"True Confessions of a Hollywood Starlet" was based on a novel but essentially feels like a cautionary "Hannah Montana" episode, with a wildly uneven tone that awkwardly tips from whimsy into melodrama at a moment's notice.
Consider this telepic a throwback to the glory days of Lifetime, when the title (think “Another Woman’s Husband”) was invariably far better than the actual movie. “True Confessions of a Hollywood Starlet” was based on a novel but essentially feels like a cautionary “Hannah Montana” episode, with a wildly uneven tone that awkwardly tips from whimsy into melodrama at a moment’s notice. Valerie Bertinelli plays the sober aunt of a troubled teen star in a bit of clever casting that marks a cross-generational bid to attract teens and their moms; still, the pic’s afterschool special approach amounts to “Girls Gone Mild.”

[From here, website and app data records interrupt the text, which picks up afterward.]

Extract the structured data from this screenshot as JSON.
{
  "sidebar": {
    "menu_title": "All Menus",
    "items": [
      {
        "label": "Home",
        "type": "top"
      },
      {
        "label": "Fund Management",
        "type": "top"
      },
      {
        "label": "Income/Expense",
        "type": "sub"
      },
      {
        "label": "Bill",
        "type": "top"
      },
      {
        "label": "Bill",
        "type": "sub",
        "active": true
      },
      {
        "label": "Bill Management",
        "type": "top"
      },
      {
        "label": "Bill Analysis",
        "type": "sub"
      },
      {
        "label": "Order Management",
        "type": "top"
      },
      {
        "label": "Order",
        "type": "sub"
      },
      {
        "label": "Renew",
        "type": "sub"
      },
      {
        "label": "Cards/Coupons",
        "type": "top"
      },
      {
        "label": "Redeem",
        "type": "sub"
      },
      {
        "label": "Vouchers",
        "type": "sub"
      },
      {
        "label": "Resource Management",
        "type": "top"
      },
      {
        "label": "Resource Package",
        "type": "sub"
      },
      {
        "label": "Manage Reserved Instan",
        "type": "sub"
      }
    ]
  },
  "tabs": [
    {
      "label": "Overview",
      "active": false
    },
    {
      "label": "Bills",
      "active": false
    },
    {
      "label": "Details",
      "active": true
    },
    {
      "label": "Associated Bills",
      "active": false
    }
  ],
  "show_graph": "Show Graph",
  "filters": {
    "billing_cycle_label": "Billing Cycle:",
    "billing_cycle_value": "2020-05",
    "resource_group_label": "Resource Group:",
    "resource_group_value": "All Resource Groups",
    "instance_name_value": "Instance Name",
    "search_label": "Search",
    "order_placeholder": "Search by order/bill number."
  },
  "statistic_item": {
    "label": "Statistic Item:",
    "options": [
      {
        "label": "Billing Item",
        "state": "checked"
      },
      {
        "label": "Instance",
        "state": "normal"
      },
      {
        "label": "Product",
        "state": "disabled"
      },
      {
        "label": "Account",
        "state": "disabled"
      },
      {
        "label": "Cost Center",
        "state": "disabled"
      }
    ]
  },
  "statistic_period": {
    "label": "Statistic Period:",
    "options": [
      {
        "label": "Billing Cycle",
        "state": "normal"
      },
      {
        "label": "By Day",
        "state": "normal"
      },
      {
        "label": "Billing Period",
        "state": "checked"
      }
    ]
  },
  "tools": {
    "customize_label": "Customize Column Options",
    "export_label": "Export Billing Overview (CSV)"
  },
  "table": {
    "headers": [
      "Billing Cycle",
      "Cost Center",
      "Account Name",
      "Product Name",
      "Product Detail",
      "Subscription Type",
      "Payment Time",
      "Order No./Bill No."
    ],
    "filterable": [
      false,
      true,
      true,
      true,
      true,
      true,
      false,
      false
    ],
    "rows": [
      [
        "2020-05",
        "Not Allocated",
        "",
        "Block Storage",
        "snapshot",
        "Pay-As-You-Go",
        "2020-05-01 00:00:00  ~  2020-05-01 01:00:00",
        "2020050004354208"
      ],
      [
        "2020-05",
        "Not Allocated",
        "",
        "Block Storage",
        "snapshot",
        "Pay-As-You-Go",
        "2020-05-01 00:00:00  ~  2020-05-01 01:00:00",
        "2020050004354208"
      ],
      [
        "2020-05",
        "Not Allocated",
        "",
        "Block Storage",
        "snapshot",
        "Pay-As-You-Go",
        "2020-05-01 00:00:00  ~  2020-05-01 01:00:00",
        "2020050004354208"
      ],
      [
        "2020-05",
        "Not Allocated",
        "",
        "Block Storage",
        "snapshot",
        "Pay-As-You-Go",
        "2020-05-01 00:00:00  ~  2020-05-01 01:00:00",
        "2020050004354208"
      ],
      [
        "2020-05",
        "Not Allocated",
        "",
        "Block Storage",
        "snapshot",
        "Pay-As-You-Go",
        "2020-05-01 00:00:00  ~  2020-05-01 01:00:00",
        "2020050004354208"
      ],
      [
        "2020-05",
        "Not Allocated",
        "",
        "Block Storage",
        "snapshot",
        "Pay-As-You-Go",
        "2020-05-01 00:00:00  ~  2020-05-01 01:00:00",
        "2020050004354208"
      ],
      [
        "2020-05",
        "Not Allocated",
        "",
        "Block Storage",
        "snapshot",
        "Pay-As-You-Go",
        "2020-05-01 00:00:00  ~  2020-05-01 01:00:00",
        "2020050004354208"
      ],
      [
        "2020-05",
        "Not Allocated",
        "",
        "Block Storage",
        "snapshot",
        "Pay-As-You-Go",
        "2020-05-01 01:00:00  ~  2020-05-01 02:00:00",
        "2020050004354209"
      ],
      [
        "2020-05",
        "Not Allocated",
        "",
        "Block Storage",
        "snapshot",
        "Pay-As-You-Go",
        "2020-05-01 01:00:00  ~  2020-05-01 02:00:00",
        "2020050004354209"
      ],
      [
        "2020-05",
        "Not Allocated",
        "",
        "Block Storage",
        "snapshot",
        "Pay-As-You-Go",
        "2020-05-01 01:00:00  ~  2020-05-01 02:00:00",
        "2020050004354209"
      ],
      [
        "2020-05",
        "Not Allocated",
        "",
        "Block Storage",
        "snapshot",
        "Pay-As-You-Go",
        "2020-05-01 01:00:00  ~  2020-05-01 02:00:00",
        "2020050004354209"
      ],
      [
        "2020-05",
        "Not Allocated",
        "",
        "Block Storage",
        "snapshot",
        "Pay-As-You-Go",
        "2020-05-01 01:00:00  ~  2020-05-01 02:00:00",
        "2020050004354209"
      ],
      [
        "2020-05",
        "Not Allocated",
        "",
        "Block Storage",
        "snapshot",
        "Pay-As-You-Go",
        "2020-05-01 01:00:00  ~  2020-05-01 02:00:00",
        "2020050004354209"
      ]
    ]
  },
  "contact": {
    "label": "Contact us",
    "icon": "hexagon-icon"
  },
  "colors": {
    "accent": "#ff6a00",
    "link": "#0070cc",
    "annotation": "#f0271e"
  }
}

“Starlet” features pop singer-actress Joanna “Jojo” Levesque as Morgan Carter, a Hollywood “it” girl who, following a rehab stint, is sentenced to a life of normalcy with her aunt Trudy (Bertinelli) in Fort Wayne, Ind. All it takes to camouflage this fictional starlet is a new ‘do and name, Claudia — and voila! Morgan blends right in with the other kids, who apparently don’t own TVs or read magazines.
OK, let’s ignore the implausibility of the premise for a moment. Strictly as a fish-out-of-water tale, the movie subjects Claudia to the indignities of becoming a high school outsider in Nowheresville, which she details in constant voiceover narration — groaning about being “stranded in a flyover state” and forced to become “an extra in my own life.” She even meets a cute boy (Ian Nelson), but in a desperate attempt to protect her cover story, she’s compelled to borrow the plot of a Lifetime movie in which she starred.
Elisa Bell’s screenplay adaptation is full of all kinds of similar showbiz references in pursuit of street cred, but Tim Matheson’s direction drunkenly careens all over. At various times it’s a screwy teen comedy, “Notting Hill,” a high-school drama and “The Lost Weekend,” when a despondent Claudia/Morgan falls off the wagon and raids the liquor cabinet.
Lessons will be learned, of course, but by then it’s hard to care much about Morgan’s fate or, for that matter, the movie. Then again, to employ a bit of wisdom that onetime kid star Bertinelli might share with a teenage actress, in a project this obvious and mediocre, it’s best to take things one day at a time.